I became enchanted with the books of David Liss ever since one of the staff at Rainy Day Books put a copy of The Coffee Trader in my hand. (The staff at Rainy Day are the masked Tibetan kung-fu monks of reader’s advisory, as far as I’m concerned. One day I hope to be that good.) I quickly moved on to his other books, the wonderful A Conspiracy of Paper – which you may have seen recommended on a book club list or two – and the only slightly less brilliant A Spectacle of Corruption.
These three books are historical mysteries, set within the bustling city of
Amsterdam during the 18th and 17thcenturies. The concept of the stock market is emerging, money is constantly changing hands, and double-dealers and scam artists are common. It’s a place where Ken Lay would have fit right in. The plots in these books are right out of the 1930s pulp noir tradition, where our heroes have to sort out murders while facing obstacles and corruption at every turn, with shady characters and femme fatales in his path. It’s all great stuff, and the historical detail of the time just adds to it. Also, the main characters are Jewish, and solving whatever mysteries while adhering to the canonical laws from their religion and culture and dealing with the prejudices from the outside community is perfect for building conflict and tension and it works wonderfully.
With his new book, The Ethical Assassin, Liss veers away from the historical format and writes a modern-day thriller full of seedy, eccentric characters deep in the backwoods of

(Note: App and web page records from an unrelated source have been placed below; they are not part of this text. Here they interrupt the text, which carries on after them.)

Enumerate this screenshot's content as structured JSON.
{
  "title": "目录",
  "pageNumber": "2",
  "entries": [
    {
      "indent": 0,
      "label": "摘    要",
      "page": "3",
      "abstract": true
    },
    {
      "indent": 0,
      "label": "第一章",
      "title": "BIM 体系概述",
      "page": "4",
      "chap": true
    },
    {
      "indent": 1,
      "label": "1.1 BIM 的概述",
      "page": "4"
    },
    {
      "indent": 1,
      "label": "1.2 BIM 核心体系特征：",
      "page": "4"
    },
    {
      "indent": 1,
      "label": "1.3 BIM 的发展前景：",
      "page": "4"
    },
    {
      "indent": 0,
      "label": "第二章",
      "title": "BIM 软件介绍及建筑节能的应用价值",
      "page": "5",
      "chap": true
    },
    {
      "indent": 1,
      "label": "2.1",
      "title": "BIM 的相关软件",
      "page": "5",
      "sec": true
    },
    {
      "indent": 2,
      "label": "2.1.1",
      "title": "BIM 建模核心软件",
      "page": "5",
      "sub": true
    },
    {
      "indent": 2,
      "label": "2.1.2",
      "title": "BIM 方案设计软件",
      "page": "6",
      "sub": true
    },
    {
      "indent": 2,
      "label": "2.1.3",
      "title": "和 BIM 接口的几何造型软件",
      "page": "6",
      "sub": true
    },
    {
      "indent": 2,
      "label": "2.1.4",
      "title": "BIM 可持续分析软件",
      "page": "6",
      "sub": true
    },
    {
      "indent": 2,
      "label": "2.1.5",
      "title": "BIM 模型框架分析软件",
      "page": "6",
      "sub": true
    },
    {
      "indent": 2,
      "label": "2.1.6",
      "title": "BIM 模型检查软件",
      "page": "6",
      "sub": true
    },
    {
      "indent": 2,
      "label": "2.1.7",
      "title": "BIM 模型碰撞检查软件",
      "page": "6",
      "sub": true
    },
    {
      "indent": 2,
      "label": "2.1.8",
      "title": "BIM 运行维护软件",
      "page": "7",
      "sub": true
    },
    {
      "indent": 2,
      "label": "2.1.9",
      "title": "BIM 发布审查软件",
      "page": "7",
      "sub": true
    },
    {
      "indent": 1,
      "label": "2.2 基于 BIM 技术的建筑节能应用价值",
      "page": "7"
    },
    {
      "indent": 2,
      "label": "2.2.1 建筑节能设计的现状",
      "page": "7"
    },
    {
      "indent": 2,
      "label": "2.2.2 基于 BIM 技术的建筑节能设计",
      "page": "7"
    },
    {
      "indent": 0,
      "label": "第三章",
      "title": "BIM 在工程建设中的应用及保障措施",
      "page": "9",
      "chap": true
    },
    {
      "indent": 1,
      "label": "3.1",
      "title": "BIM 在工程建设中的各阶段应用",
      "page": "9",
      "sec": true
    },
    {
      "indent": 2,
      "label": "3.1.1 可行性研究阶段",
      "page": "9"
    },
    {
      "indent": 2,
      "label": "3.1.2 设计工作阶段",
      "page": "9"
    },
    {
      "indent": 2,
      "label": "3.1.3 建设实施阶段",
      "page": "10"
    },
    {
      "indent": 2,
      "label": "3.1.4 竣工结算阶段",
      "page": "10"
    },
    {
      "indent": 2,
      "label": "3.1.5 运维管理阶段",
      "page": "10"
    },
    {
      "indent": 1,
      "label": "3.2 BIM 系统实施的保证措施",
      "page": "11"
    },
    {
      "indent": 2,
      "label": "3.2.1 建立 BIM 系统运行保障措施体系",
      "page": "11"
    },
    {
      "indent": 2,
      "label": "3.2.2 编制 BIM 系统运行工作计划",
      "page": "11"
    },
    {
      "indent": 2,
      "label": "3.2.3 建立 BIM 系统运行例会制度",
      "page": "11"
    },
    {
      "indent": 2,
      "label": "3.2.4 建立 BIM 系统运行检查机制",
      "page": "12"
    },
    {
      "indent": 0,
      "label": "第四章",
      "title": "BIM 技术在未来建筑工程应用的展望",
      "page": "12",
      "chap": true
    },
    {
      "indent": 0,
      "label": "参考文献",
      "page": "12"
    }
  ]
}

Florida, sort of like a Carl Hiaasen novel. The difference here is that Carl Hiaasen is actually funny; Liss tries to do his best, but the plot of a methodical and honorable hitman who teams up with a fast-talking teenaged slacker goes nowhere. There are scenes of violence laced with quippage that’s supposed to be ironic – like a Tarantino film – but instead it falls flat. I couldn’t even tell you how it ends, because I gave up after a hundred pages. I didn’t want to give up on the book just because it wasn’t like his previous historical mysteries, but it wasn’t doing anything for me. So I still gave up on it, I just felt guilty about it.
David Liss is still young and has plenty of novels ahead of him – I hope he learns from this one and moves on. And meanwhile, give Coffee Trader or A Conspiracy of Paper a shot if you like your mysteries highbrow with a touch of noir.